Expect The Unexpected!
Equity Markets are cheaper:
S&P 500 is down 12.5% from its highs (May 2015).
Canada (S&P TSX) is down 15.5% from its highs (Sept. 2014).
Japan down 10.5% (Jul. 2015).
UK down 15% ( Apr. 2015).
Euro down 16.5% (Apr. 2015).
Australia down 13% (Apr. 2015).
So we have our correction.
Volatility hit levels not seen since 2009 on Monday (near 55 on the VIX) but closed back below the weakest levels in 2010 and 2011 yesterday (at 36 on the VIX).
Historically, higher volatility spikes early on, but volatility levels remain lofty for a period of time following the big spikes, but gradually decrease.

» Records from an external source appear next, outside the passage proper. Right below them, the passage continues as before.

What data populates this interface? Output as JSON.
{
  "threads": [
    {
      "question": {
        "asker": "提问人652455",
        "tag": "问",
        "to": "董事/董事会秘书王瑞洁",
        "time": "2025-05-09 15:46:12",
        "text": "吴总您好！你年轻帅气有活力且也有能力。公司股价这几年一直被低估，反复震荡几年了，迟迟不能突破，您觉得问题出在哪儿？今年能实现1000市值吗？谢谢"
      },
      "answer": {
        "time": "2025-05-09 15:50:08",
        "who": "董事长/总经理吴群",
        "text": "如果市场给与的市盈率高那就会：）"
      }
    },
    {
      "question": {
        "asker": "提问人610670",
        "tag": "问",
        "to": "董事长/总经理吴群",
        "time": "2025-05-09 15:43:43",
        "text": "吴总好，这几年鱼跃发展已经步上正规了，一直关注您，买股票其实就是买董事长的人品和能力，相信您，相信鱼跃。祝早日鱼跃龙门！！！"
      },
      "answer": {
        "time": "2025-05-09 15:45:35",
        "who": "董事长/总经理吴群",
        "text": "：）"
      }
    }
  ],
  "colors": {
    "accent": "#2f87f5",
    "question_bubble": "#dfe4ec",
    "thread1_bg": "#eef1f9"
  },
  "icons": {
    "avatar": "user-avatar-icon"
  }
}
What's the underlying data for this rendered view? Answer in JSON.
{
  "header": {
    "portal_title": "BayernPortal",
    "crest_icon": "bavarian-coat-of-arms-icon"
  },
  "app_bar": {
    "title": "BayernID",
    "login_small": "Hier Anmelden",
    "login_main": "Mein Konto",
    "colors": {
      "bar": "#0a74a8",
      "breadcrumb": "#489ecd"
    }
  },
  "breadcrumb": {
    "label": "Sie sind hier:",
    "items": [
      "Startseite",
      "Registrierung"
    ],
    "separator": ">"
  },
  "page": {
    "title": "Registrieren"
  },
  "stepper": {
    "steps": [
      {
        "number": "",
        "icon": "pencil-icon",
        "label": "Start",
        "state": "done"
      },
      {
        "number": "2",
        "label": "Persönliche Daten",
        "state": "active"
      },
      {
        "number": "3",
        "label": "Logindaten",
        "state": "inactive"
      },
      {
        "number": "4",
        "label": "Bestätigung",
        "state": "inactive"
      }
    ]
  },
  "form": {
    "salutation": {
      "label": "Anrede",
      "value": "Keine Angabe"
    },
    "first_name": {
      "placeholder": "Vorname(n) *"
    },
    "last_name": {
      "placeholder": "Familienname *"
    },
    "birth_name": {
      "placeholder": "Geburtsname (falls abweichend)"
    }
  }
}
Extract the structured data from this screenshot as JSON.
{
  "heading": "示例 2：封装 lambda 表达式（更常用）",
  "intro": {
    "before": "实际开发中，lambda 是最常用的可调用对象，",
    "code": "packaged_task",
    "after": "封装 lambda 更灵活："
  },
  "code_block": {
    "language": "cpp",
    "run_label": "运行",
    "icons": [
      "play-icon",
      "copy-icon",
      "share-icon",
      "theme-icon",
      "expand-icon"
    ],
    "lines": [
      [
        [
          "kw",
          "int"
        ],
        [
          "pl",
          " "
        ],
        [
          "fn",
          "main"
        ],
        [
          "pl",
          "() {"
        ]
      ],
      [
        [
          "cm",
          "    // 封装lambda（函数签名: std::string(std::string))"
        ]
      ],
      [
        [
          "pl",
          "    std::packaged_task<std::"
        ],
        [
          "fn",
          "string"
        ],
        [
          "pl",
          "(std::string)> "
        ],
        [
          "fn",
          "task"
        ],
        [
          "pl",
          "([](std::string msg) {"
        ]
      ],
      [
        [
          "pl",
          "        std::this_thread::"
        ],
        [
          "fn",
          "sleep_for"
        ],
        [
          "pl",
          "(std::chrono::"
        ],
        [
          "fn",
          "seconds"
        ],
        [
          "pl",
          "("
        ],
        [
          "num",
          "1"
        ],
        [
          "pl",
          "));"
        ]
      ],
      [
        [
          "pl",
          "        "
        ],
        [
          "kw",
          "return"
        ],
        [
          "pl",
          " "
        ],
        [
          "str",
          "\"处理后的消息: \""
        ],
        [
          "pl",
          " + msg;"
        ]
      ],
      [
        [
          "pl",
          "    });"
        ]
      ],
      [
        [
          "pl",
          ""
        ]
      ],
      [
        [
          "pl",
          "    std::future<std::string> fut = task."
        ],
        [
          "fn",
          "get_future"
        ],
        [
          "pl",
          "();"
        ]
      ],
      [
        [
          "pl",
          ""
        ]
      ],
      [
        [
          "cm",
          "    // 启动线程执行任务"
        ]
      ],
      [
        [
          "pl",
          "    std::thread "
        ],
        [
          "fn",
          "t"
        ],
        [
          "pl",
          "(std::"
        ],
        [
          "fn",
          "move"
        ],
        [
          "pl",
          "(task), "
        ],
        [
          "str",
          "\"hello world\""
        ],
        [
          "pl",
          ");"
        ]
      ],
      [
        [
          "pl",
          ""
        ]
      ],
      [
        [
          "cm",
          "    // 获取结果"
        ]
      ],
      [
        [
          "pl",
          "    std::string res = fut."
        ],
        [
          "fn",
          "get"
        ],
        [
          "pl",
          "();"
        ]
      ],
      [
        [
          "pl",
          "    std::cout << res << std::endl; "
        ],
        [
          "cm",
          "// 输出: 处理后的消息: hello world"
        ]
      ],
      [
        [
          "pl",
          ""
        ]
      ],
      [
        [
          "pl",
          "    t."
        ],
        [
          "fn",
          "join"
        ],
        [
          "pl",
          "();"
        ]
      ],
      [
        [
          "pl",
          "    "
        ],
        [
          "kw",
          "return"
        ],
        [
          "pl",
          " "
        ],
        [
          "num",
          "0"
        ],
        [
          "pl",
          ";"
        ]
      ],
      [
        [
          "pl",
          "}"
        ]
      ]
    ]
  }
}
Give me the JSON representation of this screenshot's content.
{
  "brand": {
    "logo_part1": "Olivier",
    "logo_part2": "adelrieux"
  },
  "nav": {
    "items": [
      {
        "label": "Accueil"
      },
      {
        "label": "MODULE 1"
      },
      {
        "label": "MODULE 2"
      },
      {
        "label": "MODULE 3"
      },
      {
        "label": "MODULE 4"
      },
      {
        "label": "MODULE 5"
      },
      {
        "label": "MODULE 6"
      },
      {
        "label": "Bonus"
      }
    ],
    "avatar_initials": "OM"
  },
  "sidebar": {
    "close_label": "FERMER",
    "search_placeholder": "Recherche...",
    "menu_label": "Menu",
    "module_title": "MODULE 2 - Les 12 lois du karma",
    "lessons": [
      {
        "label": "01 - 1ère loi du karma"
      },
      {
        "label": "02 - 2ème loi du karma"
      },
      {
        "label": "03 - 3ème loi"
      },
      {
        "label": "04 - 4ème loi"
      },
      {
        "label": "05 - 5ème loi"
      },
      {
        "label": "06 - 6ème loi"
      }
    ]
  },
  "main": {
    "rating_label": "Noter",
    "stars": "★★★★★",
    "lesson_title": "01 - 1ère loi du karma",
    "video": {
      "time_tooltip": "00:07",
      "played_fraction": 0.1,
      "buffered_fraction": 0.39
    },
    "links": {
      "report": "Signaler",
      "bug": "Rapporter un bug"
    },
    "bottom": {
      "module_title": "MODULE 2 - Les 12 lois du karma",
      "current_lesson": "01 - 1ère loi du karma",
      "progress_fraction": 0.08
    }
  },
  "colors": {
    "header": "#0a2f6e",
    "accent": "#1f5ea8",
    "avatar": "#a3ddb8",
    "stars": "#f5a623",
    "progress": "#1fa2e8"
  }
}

The S&P 500 should see some further buying support at last Octobers lows near 1820-40, if that holds, then we could possibly move back to the 2000 - 2100 level (as the next move).
Otherwise the up-trend line from the 2009 bottom will be the next test of support at or near 1700.
The 2007 high near 1600 follows that.
Until the up-trend line is broken, we are still in a long-term (secular) bull market.
Key Catalysts will be:
What will happen to the Chinese economy, will it be able to restructure and return to growth?
Will the US economy lift off in the 2nd half of 2015?
Both of these resolved in a positive way should help commodity prices eventually find support.
This will assist developing economies.
Inflation will likely remain low for some time to come.
At this point we have not seen what the collateral damage has been and if there will be "knock-on" effects after the equity market melt-down.
Certainly the trillions of $ of realized and/or unrealized losses will leave investors a little less wealthy, but the impact on the market psychology will take a little while to determine.
So we shall be watching closely.
Remember, that these are all short-term phenomenon and despite all the doom and gloom that may be foisted upon us by the media in the next little while, we have to stay focused on the long-term:
Most importantly your future goals and managing the risk of not achieving them.
Scott Tomenson,CIM Managing Partner, Chief Investment Strategist